US2493024 *Nov 28, 1945Jan 3, 1950Pointer Robert WDual beam vehicle suspension
US2493025 *Dec 3, 1945Jan 3, 1950Pointer Robert WBeam suspension for vehicles
US2617663 *Dec 15, 1948Nov 11, 1952Charles Carlton WilliamTire protecting device
US2617664 *Feb 23, 1949Nov 11, 1952Charles Carlton WilliamVehicle tire protecting device
US2734739 *Oct 29, 1951Feb 14, 1956 Messina
US2754146 *Sep 29, 1951Jul 10, 1956Int Harvester CoCab mounting employing leaf springs
US2966929 *Sep 10, 1958Jan 3, 1961Worthington CorpStop means for limiting the compression and expansion of a bellows member
US3021134 *Dec 21, 1959Feb 13, 1962Liberty Folder CompanyAdjustable roller hanger for paper folding machines
US3032605 *Sep 8, 1958May 1, 1962Bayerische Schrauben Und FederSpacer for electrical conductors
US3339907 *Jun 23, 1966Sep 5, 1967Edge And Sons LtdMarine fender unit
US3511332 *Apr 28, 1967May 12, 1970Hickman Albert FCompression rubber spring suspension for trailing arms supporting driven wheels
US4083412 *Mar 15, 1976Apr 11, 1978P.B. Bettinson & Company LimitedAgricultural soil-working apparatus
US4352509 *Oct 11, 1979Oct 5, 1982H. Neil PatonDamped rubber tired vehicle suspension
US4356775 *Oct 11, 1979Nov 2, 1982H. Neil PatonDamped railway car suspension
US4448259 *Apr 19, 1982May 15, 1984Lilliston CorporationRubber spring for furrow opener
US4623162 *Oct 29, 1984Nov 18, 1986The Firestone Tire & Rubber CompanyDual trailing arm vehicle suspension system
US4702843 *Jun 21, 1985Oct 27, 1987Standard Manufacturing Co., Inc.Control system for an adverse terrain vehicle
US4850786 *Feb 26, 1988Jul 25, 1989Standard Manufacturing CompanyContainer handling apparatus
US20040123769 *Oct 27, 2003Jul 1, 2004Kawasaki Jukogyo Kabushiki KaishaNonlinear characteristic spring and radius arm type truck using the same
Classifications
U.S. Classification267/255, 280/685, 280/124.179, 105/218.2

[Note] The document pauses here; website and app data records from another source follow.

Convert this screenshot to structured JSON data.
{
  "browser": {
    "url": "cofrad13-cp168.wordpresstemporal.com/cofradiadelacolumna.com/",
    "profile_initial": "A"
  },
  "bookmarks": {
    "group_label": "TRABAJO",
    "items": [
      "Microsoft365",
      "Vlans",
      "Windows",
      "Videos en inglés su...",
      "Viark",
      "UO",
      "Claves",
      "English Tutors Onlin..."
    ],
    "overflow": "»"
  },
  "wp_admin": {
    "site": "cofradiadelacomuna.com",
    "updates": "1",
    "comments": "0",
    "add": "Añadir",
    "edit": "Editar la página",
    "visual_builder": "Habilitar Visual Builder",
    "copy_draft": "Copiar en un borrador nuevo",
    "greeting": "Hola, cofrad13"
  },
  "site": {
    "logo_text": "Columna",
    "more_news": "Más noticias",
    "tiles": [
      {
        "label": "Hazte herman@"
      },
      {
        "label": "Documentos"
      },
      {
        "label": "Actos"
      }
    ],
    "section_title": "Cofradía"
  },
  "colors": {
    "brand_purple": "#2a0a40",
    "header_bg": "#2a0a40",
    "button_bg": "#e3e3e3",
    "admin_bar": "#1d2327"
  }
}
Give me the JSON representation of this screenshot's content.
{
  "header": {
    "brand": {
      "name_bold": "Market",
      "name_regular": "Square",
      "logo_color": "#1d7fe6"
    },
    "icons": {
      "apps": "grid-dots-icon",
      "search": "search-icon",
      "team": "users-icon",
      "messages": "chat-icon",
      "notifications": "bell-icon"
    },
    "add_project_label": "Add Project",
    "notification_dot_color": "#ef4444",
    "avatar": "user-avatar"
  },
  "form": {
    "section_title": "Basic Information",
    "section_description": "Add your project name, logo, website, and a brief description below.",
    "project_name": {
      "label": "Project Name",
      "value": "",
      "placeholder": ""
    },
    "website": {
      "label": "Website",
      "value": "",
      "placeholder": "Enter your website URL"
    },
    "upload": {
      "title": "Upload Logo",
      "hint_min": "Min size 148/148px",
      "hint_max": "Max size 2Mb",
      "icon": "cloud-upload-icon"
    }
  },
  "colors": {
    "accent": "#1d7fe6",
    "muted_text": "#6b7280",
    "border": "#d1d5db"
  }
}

International ClassificationB60G5/00, B60G5/04, B60G11/32, B60G11/54
Cooperative ClassificationB60G11/54, B60G5/04
European ClassificationB60G5/04, B60G11/54